Work order:
On how many lines of the data below does the word "accent" appear? Reply with the number only.

━━━ Dataset content ━━━

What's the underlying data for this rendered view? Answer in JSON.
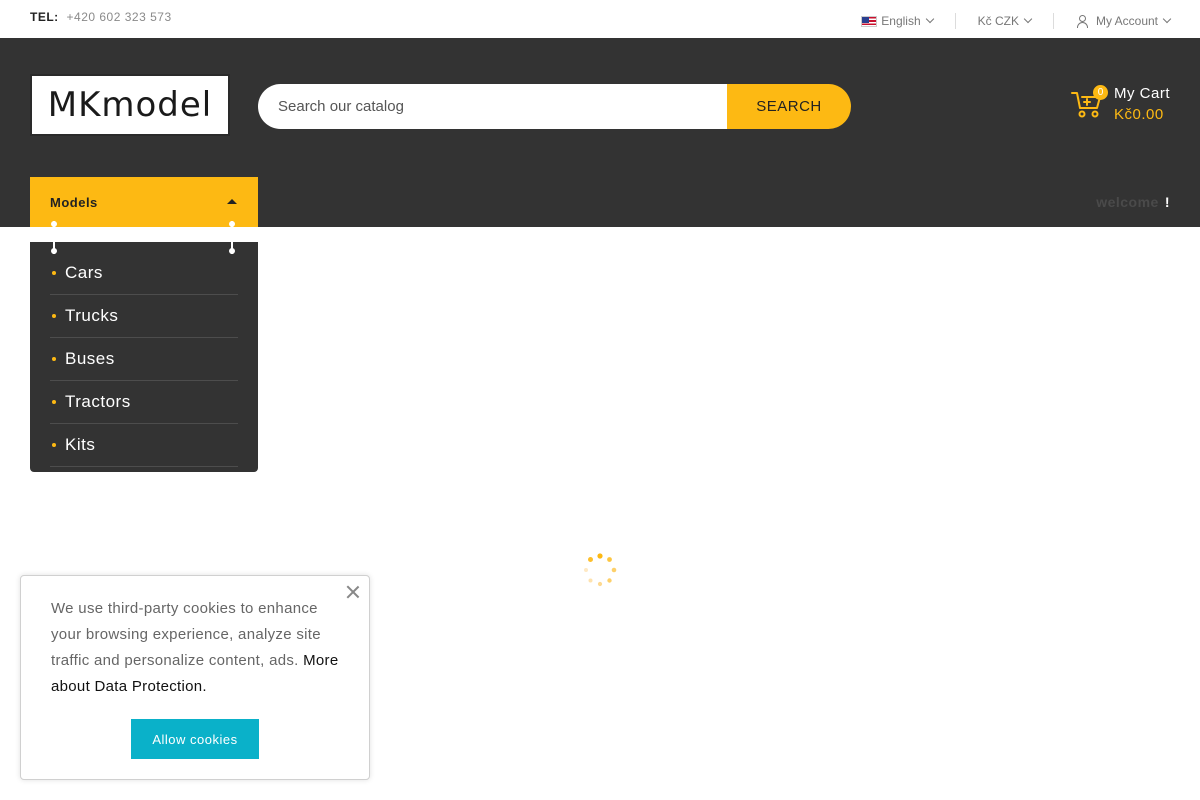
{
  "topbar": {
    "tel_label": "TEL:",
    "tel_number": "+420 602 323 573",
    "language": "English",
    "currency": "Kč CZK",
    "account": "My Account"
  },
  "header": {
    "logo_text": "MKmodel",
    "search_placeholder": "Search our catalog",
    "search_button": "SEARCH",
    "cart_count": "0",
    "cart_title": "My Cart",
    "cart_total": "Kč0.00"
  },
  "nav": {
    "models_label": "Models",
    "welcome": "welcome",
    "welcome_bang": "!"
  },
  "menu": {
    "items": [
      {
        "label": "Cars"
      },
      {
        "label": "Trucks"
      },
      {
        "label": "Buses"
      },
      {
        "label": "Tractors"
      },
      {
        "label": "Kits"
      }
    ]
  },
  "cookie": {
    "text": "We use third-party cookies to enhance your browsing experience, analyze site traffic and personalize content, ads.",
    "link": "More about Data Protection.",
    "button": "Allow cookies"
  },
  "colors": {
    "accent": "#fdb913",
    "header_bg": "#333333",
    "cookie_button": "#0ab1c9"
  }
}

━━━
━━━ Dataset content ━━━

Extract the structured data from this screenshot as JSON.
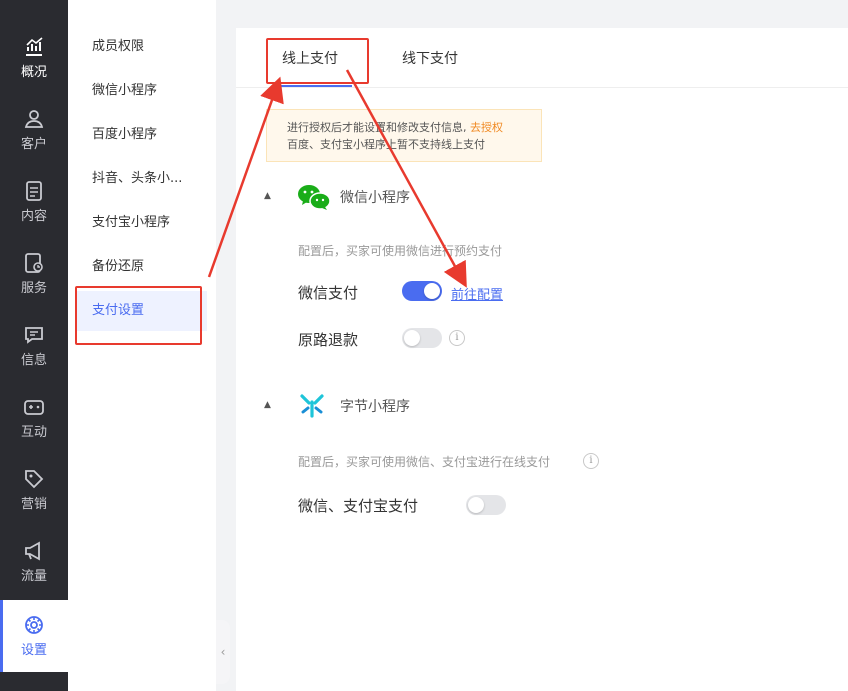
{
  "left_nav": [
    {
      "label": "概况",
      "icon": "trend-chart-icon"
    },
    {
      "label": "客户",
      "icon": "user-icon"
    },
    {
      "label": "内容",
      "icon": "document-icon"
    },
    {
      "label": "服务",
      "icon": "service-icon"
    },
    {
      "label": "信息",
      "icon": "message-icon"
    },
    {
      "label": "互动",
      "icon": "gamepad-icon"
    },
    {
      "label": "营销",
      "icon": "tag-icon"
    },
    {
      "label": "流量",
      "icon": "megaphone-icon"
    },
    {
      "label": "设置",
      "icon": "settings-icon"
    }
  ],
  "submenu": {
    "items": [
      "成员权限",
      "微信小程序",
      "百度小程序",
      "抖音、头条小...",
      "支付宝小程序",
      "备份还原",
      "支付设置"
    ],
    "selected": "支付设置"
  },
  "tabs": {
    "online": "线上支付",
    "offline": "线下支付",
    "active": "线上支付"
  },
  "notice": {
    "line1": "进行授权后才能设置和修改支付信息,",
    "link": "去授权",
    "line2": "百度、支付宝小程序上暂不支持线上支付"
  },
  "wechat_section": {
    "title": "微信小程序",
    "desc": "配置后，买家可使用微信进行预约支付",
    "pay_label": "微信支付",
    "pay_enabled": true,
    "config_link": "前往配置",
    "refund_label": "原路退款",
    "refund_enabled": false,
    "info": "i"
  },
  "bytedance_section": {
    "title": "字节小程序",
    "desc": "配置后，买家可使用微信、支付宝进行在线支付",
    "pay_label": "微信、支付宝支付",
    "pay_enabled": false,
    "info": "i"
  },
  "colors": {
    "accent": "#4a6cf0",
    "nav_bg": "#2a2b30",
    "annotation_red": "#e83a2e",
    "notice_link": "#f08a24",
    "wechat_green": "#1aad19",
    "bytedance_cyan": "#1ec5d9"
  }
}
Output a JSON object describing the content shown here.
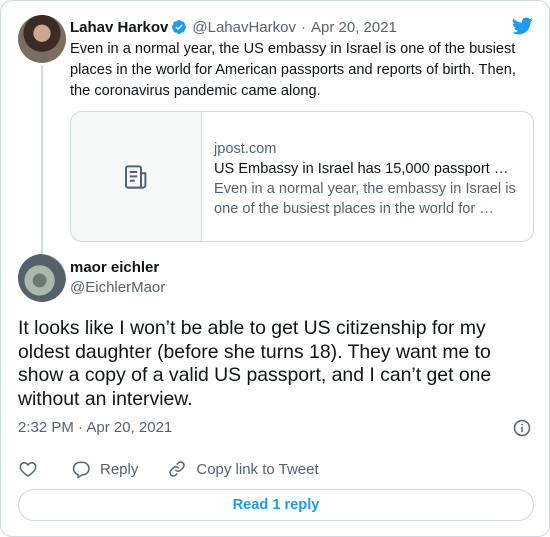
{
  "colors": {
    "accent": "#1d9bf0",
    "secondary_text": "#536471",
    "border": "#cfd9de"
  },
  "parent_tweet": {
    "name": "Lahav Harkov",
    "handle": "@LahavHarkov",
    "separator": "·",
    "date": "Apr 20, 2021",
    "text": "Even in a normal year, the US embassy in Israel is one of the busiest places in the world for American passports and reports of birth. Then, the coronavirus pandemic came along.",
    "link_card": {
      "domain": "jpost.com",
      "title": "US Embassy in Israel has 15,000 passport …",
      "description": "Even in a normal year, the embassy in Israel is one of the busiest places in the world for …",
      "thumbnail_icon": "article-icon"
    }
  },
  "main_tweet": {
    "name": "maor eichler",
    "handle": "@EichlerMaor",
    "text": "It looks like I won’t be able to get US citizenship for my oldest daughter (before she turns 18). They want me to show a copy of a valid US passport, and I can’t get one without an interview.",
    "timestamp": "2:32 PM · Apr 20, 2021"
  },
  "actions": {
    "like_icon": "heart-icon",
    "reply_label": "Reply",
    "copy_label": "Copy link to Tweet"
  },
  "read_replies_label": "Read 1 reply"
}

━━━

Answer box:
3